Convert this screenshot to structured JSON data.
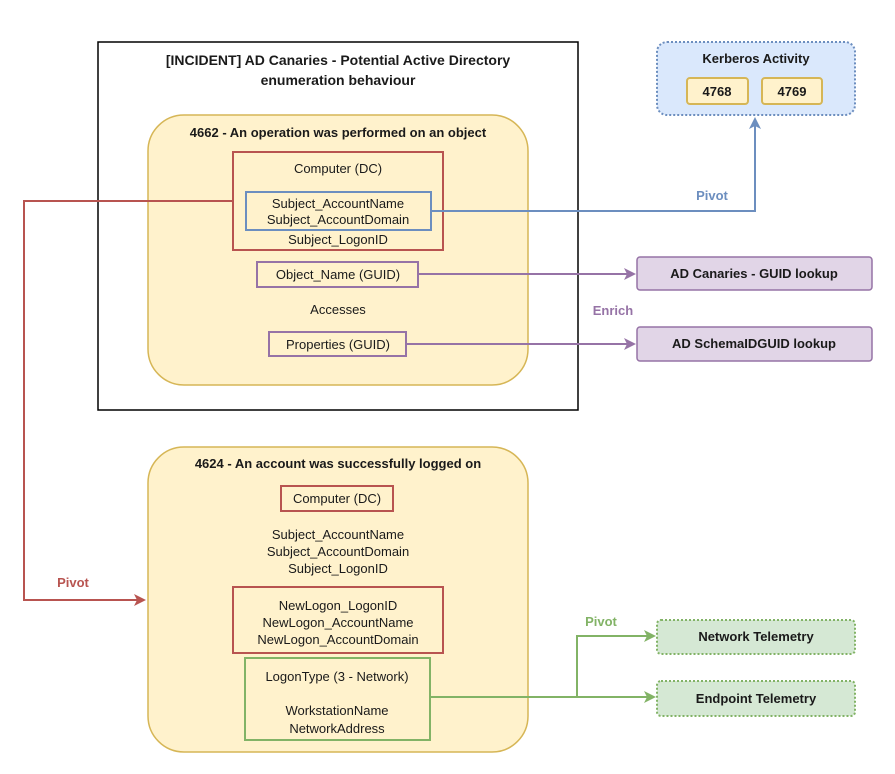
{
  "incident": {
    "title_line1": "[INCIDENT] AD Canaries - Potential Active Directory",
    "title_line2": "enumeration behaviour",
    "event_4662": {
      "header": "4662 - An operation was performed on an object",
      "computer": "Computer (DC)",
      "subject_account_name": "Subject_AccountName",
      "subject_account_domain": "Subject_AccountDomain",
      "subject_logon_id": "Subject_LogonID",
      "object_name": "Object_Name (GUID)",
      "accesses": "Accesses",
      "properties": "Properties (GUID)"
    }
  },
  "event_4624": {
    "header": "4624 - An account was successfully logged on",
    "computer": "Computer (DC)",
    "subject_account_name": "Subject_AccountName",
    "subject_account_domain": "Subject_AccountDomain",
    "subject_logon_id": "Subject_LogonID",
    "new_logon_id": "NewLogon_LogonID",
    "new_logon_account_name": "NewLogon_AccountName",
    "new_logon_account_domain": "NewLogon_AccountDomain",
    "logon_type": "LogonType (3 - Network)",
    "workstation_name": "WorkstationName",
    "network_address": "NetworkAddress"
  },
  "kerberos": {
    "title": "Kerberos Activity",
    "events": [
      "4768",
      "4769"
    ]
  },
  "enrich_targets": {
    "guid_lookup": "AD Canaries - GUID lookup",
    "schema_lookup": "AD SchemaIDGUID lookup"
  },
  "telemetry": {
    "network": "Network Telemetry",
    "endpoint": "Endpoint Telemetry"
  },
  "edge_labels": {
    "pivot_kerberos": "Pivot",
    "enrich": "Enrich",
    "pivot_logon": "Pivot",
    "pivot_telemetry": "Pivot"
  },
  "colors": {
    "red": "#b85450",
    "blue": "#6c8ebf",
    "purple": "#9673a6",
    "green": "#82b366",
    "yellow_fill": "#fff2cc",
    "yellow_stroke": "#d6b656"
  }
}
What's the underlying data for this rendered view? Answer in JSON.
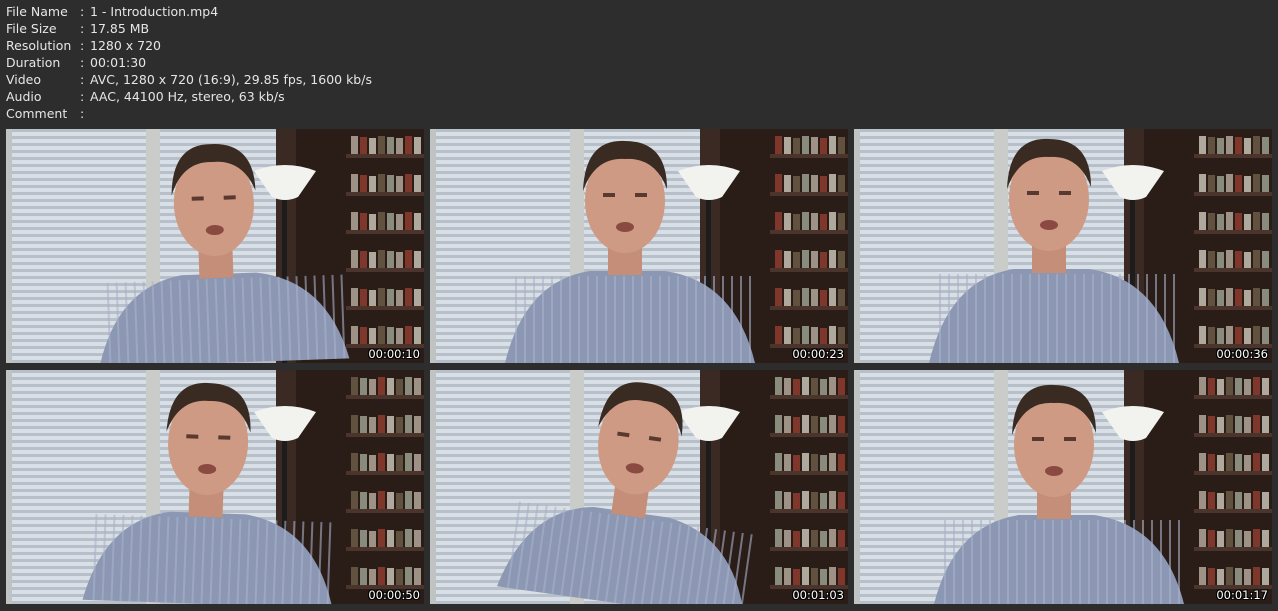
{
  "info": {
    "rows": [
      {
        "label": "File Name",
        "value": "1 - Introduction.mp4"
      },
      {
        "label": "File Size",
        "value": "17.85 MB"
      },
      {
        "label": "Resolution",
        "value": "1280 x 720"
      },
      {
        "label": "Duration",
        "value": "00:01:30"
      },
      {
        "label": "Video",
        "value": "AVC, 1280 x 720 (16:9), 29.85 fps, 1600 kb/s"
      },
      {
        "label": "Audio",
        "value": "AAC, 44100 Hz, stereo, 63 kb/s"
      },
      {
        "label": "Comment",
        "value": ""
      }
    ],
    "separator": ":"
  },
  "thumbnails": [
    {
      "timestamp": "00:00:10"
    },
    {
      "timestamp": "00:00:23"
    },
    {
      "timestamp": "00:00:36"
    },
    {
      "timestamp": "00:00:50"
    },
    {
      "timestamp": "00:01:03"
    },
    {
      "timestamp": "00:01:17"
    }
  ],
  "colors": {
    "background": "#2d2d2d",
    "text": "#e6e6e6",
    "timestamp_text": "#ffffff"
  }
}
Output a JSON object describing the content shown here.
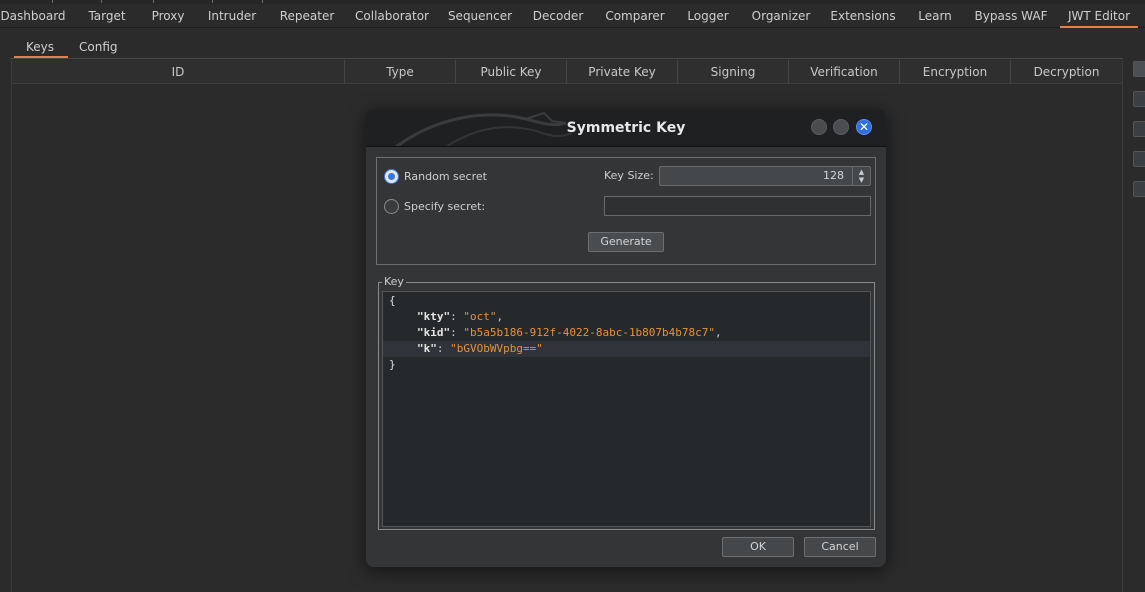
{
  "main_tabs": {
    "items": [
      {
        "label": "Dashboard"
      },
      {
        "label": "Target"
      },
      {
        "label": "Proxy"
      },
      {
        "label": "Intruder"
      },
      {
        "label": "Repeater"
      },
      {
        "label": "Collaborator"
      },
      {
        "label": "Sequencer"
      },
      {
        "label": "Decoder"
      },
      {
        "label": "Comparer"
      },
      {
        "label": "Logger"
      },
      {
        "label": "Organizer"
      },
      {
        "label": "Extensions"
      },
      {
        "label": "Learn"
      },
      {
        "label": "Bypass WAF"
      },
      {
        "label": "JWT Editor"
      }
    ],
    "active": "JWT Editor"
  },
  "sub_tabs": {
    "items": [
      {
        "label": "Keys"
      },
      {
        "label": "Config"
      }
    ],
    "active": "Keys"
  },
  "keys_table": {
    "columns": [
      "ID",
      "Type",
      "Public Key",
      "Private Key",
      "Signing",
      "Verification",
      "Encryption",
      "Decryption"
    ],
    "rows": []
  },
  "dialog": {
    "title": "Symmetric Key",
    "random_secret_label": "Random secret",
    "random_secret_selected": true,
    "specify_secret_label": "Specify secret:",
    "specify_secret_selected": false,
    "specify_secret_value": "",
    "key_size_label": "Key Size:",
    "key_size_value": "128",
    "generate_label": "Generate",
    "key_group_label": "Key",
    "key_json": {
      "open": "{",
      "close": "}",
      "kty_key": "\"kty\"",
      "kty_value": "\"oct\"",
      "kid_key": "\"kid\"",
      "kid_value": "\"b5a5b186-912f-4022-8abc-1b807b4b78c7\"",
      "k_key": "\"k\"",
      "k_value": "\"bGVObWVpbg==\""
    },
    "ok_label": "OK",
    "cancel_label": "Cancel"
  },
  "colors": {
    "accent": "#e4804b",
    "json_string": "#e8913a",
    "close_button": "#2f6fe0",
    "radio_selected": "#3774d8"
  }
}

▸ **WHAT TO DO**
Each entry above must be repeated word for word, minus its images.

▸ **RESULT FOR THIS EXERCISE**
Convert this screenshot to structured JSON data.
{
  "incident": {
    "title_line1": "[INCIDENT] AD Canaries - Potential Active Directory",
    "title_line2": "enumeration behaviour",
    "event_4662": {
      "header": "4662 - An operation was performed on an object",
      "computer": "Computer (DC)",
      "subject_account_name": "Subject_AccountName",
      "subject_account_domain": "Subject_AccountDomain",
      "subject_logon_id": "Subject_LogonID",
      "object_name": "Object_Name (GUID)",
      "accesses": "Accesses",
      "properties": "Properties (GUID)"
    }
  },
  "event_4624": {
    "header": "4624 - An account was successfully logged on",
    "computer": "Computer (DC)",
    "subject_account_name": "Subject_AccountName",
    "subject_account_domain": "Subject_AccountDomain",
    "subject_logon_id": "Subject_LogonID",
    "new_logon_id": "NewLogon_LogonID",
    "new_logon_account_name": "NewLogon_AccountName",
    "new_logon_account_domain": "NewLogon_AccountDomain",
    "logon_type": "LogonType (3 - Network)",
    "workstation_name": "WorkstationName",
    "network_address": "NetworkAddress"
  },
  "kerberos": {
    "title": "Kerberos Activity",
    "events": [
      "4768",
      "4769"
    ]
  },
  "enrich_targets": {
    "guid_lookup": "AD Canaries - GUID lookup",
    "schema_lookup": "AD SchemaIDGUID lookup"
  },
  "telemetry": {
    "network": "Network Telemetry",
    "endpoint": "Endpoint Telemetry"
  },
  "edge_labels": {
    "pivot_kerberos": "Pivot",
    "enrich": "Enrich",
    "pivot_logon": "Pivot",
    "pivot_telemetry": "Pivot"
  },
  "colors": {
    "red": "#b85450",
    "blue": "#6c8ebf",
    "purple": "#9673a6",
    "green": "#82b366",
    "yellow_fill": "#fff2cc",
    "yellow_stroke": "#d6b656"
  }
}
What's the underlying data for this rendered view? Answer in JSON.
{
  "info": {
    "rows": [
      {
        "label": "File Name",
        "value": "1 - Introduction.mp4"
      },
      {
        "label": "File Size",
        "value": "17.85 MB"
      },
      {
        "label": "Resolution",
        "value": "1280 x 720"
      },
      {
        "label": "Duration",
        "value": "00:01:30"
      },
      {
        "label": "Video",
        "value": "AVC, 1280 x 720 (16:9), 29.85 fps, 1600 kb/s"
      },
      {
        "label": "Audio",
        "value": "AAC, 44100 Hz, stereo, 63 kb/s"
      },
      {
        "label": "Comment",
        "value": ""
      }
    ],
    "separator": ":"
  },
  "thumbnails": [
    {
      "timestamp": "00:00:10"
    },
    {
      "timestamp": "00:00:23"
    },
    {
      "timestamp": "00:00:36"
    },
    {
      "timestamp": "00:00:50"
    },
    {
      "timestamp": "00:01:03"
    },
    {
      "timestamp": "00:01:17"
    }
  ],
  "colors": {
    "background": "#2d2d2d",
    "text": "#e6e6e6",
    "timestamp_text": "#ffffff"
  }
}
Output a JSON object describing the content shown here.
{
  "main_tabs": {
    "items": [
      {
        "label": "Dashboard"
      },
      {
        "label": "Target"
      },
      {
        "label": "Proxy"
      },
      {
        "label": "Intruder"
      },
      {
        "label": "Repeater"
      },
      {
        "label": "Collaborator"
      },
      {
        "label": "Sequencer"
      },
      {
        "label": "Decoder"
      },
      {
        "label": "Comparer"
      },
      {
        "label": "Logger"
      },
      {
        "label": "Organizer"
      },
      {
        "label": "Extensions"
      },
      {
        "label": "Learn"
      },
      {
        "label": "Bypass WAF"
      },
      {
        "label": "JWT Editor"
      }
    ],
    "active": "JWT Editor"
  },
  "sub_tabs": {
    "items": [
      {
        "label": "Keys"
      },
      {
        "label": "Config"
      }
    ],
    "active": "Keys"
  },
  "keys_table": {
    "columns": [
      "ID",
      "Type",
      "Public Key",
      "Private Key",
      "Signing",
      "Verification",
      "Encryption",
      "Decryption"
    ],
    "rows": []
  },
  "dialog": {
    "title": "Symmetric Key",
    "random_secret_label": "Random secret",
    "random_secret_selected": true,
    "specify_secret_label": "Specify secret:",
    "specify_secret_selected": false,
    "specify_secret_value": "",
    "key_size_label": "Key Size:",
    "key_size_value": "128",
    "generate_label": "Generate",
    "key_group_label": "Key",
    "key_json": {
      "open": "{",
      "close": "}",
      "kty_key": "\"kty\"",
      "kty_value": "\"oct\"",
      "kid_key": "\"kid\"",
      "kid_value": "\"b5a5b186-912f-4022-8abc-1b807b4b78c7\"",
      "k_key": "\"k\"",
      "k_value": "\"bGVObWVpbg==\""
    },
    "ok_label": "OK",
    "cancel_label": "Cancel"
  },
  "colors": {
    "accent": "#e4804b",
    "json_string": "#e8913a",
    "close_button": "#2f6fe0",
    "radio_selected": "#3774d8"
  }
}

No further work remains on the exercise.